If you like creating things with your hands and spending time with like-minded people, woodworking may be for you.
And the Grand Forks Woodworkers Guild would love to see more people join them for both membership and to keep the art of woodworking and woodcarving alive in the community.
The guild held an open house at its shop on Donaldson Drive on Saturday to show the public members’ private projects, work they have done for groups like the Boundary Historical Society and what they have to offer.
Mostly they offer a space for people to do small projects, art pieces, some volunteer work and host classes for a $30 a year membership, said member Bob McTavish.
“We want to show people what we do and why woodworking and carving is a great hobby,” McTavish said. “We had a few people come and go and some showed interest and one new member signed up.”
Himself and other members were on hand to talk about their creations.
There is still a strong interest in the work the guild does, but members want to see that turn into active memberships. McTavish said like a lot of clubs, their members are getting older and they want to see more young people get involved. Most members come to them when they are older and have taken up the craft in their retirement.

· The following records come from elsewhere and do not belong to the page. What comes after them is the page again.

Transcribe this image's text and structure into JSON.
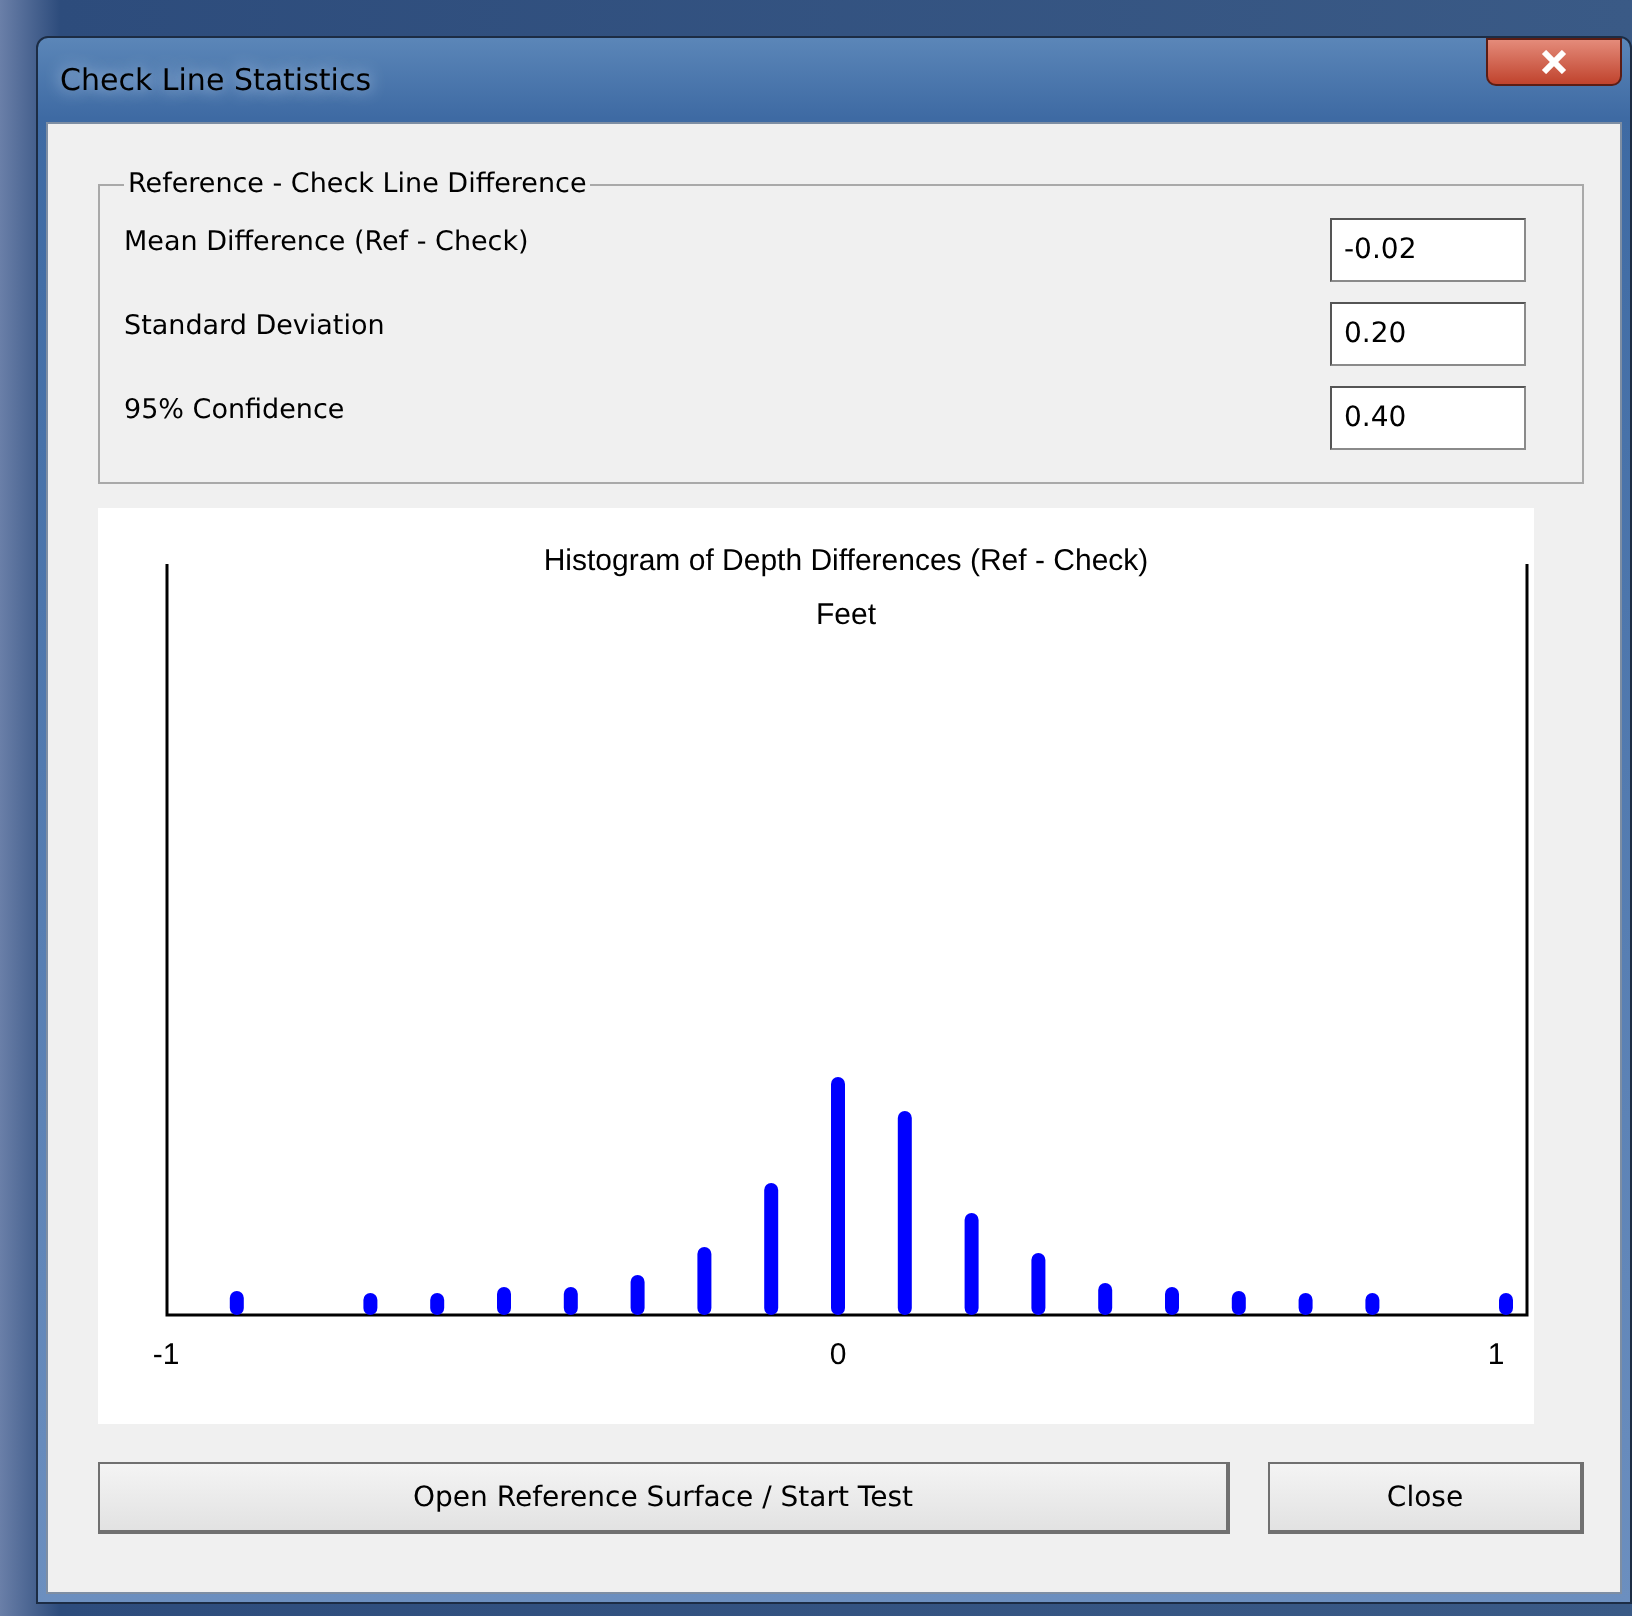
{
  "window": {
    "title": "Check Line Statistics"
  },
  "group": {
    "title": "Reference - Check Line Difference",
    "fields": [
      {
        "label": "Mean Difference (Ref - Check)",
        "value": "-0.02"
      },
      {
        "label": "Standard Deviation",
        "value": "0.20"
      },
      {
        "label": "95% Confidence",
        "value": "0.40"
      }
    ]
  },
  "histogram": {
    "title": "Histogram of Depth Differences (Ref - Check)",
    "subtitle": "Feet",
    "tick_labels": [
      "-1",
      "0",
      "1"
    ]
  },
  "buttons": [
    "Open Reference Surface / Start Test",
    "Close"
  ]
}
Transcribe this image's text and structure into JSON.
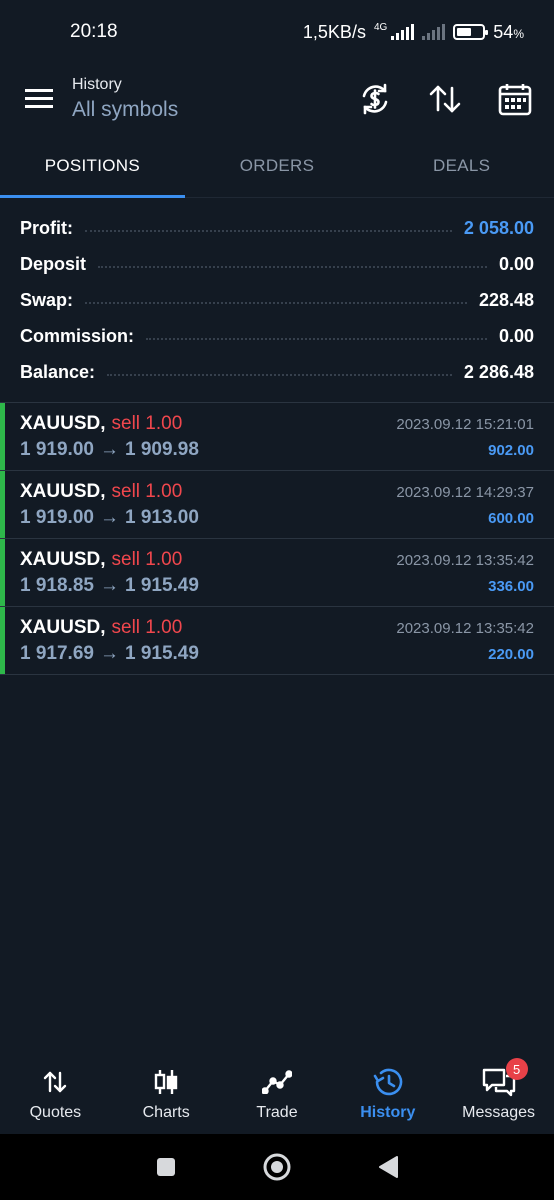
{
  "status_bar": {
    "time": "20:18",
    "speed": "1,5KB/s",
    "network": "4G",
    "battery": "54",
    "battery_unit": "%"
  },
  "toolbar": {
    "title_small": "History",
    "title_big": "All symbols",
    "icons": [
      "menu-icon",
      "currency-exchange-icon",
      "sort-icon",
      "calendar-icon"
    ]
  },
  "tabs": [
    {
      "label": "POSITIONS",
      "active": true
    },
    {
      "label": "ORDERS",
      "active": false
    },
    {
      "label": "DEALS",
      "active": false
    }
  ],
  "summary": [
    {
      "label": "Profit:",
      "value": "2 058.00",
      "accent": "#4a9af5"
    },
    {
      "label": "Deposit",
      "value": "0.00"
    },
    {
      "label": "Swap:",
      "value": "228.48"
    },
    {
      "label": "Commission:",
      "value": "0.00"
    },
    {
      "label": "Balance:",
      "value": "2 286.48"
    }
  ],
  "positions": [
    {
      "symbol": "XAUUSD,",
      "side": "sell 1.00",
      "time": "2023.09.12 15:21:01",
      "open": "1 919.00",
      "close": "1 909.98",
      "profit": "902.00"
    },
    {
      "symbol": "XAUUSD,",
      "side": "sell 1.00",
      "time": "2023.09.12 14:29:37",
      "open": "1 919.00",
      "close": "1 913.00",
      "profit": "600.00"
    },
    {
      "symbol": "XAUUSD,",
      "side": "sell 1.00",
      "time": "2023.09.12 13:35:42",
      "open": "1 918.85",
      "close": "1 915.49",
      "profit": "336.00"
    },
    {
      "symbol": "XAUUSD,",
      "side": "sell 1.00",
      "time": "2023.09.12 13:35:42",
      "open": "1 917.69",
      "close": "1 915.49",
      "profit": "220.00"
    }
  ],
  "arrow": "→",
  "bottom_nav": [
    {
      "label": "Quotes",
      "icon": "quotes-icon",
      "active": false
    },
    {
      "label": "Charts",
      "icon": "charts-icon",
      "active": false
    },
    {
      "label": "Trade",
      "icon": "trade-icon",
      "active": false
    },
    {
      "label": "History",
      "icon": "history-icon",
      "active": true
    },
    {
      "label": "Messages",
      "icon": "messages-icon",
      "active": false,
      "badge": "5"
    }
  ],
  "colors": {
    "background": "#121a24",
    "accent": "#3b8ff0",
    "sell": "#f0474d",
    "position_bar": "#2eb84a"
  }
}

However, they are open to everyone. The carvers come in Wednesday mornings and Saturday evenings, while the woodworkers meet Tuesdays and Saturday mornings.
Both groups need more people, McTavish said, with plenty of room in the shop for people to work on their projects. However, McTavish stressed this was a workshop for hobbyists working on smaller projects or volunteering to build on a project.
While it was an open house, the guild’s workshop is open to anyone and members love it when people come in to see the projects. Don Froese was working on his latest carving in cottonwood while chatting with fellow carvers.
He picked up carving after he retired and has other reasons for loving carving besides making things.
“It’s a lot like meditation,” he said. “It’s therapeutic. It takes a lot of focus and hand-eye coordination. I carve five days a week and I have a little shop in my house. I can sit there and carve all day.”
Carving is something anyone can learn with enough practice, he added. There are people who naturally can carve with expert skills, but for people like him learning has brought him joy and peace.
There’s also the social aspect for himself and fellow carvers. They come down to meet, have snacks and talk while working on their favourite hobby.
The best part, he said, is looking at an uncarved piece of wood, seeing a figure and carving it out of the wood.
“It’s already there, I just need to take out the parts I don’t need,” he said.
An all-ages carving class is being planned for September, Froese said, which they hope to include all tools and wood. A specific day and time has yet to be finalized.